* **Entries provided**:
* * * * * * * * *

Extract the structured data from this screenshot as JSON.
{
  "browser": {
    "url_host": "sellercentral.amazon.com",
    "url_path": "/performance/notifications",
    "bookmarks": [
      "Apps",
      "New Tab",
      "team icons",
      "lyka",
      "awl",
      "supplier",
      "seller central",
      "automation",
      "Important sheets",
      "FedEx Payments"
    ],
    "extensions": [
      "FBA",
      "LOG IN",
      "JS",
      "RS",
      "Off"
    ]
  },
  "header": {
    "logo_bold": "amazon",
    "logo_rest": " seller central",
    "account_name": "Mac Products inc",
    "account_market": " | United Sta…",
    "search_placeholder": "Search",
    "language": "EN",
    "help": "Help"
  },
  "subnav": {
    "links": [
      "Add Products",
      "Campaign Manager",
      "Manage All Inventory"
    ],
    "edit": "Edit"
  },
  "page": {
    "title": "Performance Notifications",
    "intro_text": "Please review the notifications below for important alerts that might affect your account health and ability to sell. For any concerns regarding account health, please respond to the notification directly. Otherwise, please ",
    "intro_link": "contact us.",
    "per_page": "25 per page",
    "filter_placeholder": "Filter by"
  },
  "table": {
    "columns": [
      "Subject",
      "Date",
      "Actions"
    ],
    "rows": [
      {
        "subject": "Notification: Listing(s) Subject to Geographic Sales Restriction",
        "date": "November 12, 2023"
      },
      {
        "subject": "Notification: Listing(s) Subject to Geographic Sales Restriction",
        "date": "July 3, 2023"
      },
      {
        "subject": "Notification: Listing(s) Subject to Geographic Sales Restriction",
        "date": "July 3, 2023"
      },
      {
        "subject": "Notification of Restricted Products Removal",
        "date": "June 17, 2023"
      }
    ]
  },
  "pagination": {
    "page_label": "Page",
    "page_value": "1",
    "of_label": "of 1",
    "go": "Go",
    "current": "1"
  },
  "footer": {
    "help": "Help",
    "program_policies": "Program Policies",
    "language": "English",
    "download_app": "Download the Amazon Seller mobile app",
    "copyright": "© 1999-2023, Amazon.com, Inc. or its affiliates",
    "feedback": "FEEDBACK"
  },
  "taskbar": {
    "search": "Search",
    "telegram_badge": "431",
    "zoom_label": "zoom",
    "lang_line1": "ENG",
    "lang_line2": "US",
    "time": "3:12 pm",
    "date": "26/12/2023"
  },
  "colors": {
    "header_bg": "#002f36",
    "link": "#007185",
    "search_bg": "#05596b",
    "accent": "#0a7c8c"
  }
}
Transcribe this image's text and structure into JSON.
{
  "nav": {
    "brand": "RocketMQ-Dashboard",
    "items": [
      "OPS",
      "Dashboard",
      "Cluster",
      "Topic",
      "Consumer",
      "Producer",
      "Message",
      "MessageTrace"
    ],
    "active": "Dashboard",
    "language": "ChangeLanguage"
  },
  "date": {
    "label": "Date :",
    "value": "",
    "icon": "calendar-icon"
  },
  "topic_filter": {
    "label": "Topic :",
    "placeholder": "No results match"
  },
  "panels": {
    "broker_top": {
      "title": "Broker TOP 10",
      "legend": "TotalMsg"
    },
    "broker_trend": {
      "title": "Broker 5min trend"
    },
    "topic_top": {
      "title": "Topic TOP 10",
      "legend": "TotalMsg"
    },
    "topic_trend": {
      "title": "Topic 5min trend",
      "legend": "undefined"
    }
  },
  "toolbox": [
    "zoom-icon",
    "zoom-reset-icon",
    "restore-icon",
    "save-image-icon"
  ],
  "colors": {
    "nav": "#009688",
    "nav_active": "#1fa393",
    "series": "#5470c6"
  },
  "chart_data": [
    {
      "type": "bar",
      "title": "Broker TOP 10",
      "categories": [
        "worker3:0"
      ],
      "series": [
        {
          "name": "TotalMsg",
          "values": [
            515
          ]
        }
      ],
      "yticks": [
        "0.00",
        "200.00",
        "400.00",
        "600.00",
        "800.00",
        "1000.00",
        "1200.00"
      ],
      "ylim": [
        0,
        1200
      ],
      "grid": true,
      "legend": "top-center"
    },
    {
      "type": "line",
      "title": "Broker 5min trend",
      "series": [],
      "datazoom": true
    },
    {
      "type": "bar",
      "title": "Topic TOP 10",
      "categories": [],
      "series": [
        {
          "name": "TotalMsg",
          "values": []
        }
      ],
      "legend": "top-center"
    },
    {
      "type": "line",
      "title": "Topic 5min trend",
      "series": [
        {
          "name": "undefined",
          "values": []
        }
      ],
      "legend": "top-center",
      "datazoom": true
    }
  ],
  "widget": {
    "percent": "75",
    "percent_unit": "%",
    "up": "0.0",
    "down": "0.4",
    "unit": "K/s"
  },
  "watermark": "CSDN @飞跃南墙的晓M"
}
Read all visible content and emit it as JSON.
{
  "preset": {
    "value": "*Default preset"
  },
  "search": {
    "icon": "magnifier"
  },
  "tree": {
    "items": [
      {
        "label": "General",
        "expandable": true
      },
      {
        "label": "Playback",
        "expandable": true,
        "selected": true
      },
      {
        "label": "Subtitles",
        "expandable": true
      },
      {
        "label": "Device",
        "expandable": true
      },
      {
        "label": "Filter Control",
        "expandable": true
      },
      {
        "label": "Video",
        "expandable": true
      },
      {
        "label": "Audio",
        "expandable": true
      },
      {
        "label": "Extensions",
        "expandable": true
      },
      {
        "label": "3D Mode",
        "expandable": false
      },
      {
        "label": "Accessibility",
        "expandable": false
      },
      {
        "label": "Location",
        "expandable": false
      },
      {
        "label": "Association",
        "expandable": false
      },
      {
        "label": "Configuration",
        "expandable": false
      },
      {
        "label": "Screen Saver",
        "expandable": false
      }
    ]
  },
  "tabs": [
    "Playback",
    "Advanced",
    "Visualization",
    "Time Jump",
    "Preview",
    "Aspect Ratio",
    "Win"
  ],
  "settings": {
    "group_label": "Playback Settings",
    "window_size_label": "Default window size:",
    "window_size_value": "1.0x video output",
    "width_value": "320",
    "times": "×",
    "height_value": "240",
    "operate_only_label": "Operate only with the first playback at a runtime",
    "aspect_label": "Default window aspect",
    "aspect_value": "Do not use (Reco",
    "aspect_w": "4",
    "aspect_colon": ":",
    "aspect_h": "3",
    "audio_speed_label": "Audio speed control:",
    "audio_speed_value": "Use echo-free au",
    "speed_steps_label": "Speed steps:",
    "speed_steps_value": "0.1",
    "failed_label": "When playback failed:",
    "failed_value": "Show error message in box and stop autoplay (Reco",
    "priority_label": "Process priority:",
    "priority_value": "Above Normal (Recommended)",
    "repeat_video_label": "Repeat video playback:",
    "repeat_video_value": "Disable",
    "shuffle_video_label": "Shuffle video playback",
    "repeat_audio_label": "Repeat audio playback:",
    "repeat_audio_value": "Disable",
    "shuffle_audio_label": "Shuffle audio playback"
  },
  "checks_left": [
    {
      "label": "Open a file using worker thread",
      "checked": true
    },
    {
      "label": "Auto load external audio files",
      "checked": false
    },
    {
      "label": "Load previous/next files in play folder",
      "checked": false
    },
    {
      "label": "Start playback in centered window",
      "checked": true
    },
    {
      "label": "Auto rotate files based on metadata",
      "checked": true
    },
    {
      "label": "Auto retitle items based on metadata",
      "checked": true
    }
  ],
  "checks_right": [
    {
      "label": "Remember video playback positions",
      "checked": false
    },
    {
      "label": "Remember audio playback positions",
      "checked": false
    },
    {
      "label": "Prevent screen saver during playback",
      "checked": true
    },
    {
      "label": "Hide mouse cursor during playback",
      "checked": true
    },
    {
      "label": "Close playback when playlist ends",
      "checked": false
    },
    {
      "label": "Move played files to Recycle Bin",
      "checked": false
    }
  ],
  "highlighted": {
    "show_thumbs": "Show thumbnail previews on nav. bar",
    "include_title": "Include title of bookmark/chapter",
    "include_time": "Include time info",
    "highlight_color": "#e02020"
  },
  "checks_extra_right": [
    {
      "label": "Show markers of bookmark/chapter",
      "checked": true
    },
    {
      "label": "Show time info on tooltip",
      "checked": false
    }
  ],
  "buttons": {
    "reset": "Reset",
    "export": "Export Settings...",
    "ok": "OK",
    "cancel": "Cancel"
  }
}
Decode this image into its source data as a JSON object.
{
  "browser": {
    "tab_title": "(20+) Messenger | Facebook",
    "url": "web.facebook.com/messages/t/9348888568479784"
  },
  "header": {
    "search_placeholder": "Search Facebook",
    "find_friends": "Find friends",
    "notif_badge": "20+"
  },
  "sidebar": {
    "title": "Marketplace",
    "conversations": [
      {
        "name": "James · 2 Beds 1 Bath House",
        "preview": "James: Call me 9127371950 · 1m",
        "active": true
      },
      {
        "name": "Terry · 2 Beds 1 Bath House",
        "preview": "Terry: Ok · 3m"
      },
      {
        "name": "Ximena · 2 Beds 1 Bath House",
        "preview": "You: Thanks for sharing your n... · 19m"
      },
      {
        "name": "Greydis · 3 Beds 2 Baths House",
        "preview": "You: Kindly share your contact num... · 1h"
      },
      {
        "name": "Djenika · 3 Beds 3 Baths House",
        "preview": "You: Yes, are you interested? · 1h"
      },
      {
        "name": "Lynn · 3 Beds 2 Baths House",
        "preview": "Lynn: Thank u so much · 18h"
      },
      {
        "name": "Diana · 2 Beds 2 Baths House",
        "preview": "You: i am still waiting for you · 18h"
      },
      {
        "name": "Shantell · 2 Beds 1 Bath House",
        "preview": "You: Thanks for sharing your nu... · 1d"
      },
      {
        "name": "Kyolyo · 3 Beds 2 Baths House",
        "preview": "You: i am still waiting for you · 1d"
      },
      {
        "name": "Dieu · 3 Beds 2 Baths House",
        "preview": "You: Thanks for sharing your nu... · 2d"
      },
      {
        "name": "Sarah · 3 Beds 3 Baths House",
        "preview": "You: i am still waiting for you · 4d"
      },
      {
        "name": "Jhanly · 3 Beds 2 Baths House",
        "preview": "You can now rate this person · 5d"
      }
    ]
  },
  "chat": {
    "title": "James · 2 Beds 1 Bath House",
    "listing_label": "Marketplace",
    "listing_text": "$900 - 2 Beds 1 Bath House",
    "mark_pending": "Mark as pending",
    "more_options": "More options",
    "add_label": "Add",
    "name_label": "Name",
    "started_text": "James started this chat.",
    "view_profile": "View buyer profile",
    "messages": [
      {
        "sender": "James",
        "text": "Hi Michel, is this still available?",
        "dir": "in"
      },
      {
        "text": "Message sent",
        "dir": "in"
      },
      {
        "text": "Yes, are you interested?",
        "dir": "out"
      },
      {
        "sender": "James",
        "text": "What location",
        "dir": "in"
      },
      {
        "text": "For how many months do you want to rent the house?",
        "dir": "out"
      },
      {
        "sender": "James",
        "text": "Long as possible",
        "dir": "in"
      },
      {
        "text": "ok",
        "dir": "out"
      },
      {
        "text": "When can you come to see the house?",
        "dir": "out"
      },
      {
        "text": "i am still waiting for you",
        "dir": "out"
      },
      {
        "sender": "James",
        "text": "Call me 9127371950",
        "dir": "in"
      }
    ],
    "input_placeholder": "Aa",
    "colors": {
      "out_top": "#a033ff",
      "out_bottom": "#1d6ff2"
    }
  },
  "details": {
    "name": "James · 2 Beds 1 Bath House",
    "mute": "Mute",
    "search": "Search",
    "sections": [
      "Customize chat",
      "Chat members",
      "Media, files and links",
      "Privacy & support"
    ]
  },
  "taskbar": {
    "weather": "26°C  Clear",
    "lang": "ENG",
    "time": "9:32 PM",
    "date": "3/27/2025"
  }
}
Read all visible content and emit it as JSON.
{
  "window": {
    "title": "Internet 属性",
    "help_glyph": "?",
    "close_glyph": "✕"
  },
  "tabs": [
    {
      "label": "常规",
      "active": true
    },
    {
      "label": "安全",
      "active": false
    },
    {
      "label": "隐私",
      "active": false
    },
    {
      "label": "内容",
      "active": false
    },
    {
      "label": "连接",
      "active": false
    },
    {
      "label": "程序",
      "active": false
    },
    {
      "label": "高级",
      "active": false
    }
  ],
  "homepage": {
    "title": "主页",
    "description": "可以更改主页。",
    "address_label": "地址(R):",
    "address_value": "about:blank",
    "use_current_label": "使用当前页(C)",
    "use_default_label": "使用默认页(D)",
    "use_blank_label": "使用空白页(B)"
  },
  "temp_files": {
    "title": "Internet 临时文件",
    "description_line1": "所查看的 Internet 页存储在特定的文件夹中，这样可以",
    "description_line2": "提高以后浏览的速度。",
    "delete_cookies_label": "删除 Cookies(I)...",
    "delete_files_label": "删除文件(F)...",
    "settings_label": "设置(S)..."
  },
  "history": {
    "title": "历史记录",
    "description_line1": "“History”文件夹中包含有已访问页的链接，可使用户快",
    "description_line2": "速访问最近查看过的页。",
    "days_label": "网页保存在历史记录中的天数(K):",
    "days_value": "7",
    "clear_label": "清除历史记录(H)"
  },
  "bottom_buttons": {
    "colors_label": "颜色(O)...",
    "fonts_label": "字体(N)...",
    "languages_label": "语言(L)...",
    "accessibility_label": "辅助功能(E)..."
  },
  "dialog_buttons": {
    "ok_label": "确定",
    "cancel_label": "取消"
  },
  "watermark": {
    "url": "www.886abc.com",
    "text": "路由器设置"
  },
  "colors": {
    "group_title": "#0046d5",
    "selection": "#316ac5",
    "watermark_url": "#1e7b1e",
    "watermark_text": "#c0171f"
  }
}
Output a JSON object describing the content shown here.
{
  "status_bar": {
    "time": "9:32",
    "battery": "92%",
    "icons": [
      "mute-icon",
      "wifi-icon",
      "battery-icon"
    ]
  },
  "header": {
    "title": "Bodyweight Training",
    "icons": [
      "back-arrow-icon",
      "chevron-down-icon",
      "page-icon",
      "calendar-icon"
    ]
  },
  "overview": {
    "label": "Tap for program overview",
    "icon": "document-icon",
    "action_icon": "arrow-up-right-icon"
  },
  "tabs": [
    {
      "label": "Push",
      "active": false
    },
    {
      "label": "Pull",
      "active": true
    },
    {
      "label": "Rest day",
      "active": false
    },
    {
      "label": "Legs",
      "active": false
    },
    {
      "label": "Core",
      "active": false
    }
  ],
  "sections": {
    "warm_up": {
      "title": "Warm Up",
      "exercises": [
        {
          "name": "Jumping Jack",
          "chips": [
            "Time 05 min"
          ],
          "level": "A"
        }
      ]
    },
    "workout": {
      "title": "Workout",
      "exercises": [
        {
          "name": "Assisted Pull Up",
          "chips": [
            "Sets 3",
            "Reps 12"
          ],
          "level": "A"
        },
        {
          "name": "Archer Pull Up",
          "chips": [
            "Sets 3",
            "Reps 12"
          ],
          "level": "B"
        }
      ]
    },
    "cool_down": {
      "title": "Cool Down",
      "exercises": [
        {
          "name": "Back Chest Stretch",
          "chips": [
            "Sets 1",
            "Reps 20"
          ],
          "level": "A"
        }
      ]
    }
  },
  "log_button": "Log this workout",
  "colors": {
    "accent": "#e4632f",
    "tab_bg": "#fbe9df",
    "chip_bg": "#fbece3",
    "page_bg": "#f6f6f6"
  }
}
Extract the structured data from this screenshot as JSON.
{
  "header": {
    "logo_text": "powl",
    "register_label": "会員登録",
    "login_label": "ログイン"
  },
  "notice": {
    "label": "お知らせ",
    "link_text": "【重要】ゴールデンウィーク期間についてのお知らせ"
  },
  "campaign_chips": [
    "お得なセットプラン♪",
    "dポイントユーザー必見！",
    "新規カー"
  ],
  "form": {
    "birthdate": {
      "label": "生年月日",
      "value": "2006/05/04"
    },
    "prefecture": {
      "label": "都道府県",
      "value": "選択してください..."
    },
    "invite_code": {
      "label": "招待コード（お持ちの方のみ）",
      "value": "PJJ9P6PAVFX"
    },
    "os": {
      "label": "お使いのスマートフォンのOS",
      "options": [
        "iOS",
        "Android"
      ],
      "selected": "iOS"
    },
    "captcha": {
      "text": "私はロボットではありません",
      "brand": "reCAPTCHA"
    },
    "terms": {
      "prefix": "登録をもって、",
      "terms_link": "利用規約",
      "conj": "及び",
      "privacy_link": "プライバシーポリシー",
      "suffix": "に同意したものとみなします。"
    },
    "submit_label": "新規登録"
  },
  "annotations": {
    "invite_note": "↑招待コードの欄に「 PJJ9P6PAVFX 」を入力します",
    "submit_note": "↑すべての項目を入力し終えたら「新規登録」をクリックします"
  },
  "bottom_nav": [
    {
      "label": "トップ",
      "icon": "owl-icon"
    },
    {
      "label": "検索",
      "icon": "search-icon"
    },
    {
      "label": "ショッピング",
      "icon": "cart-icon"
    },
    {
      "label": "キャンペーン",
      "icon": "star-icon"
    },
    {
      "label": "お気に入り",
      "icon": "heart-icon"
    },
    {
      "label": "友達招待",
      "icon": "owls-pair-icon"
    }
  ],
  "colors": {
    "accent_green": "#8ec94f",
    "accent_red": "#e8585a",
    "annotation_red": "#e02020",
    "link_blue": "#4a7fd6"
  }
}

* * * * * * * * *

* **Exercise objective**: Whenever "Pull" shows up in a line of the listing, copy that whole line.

* **Answer to this exercise**:
      "label": "Pull",
          "name": "Assisted Pull Up",
          "name": "Archer Pull Up",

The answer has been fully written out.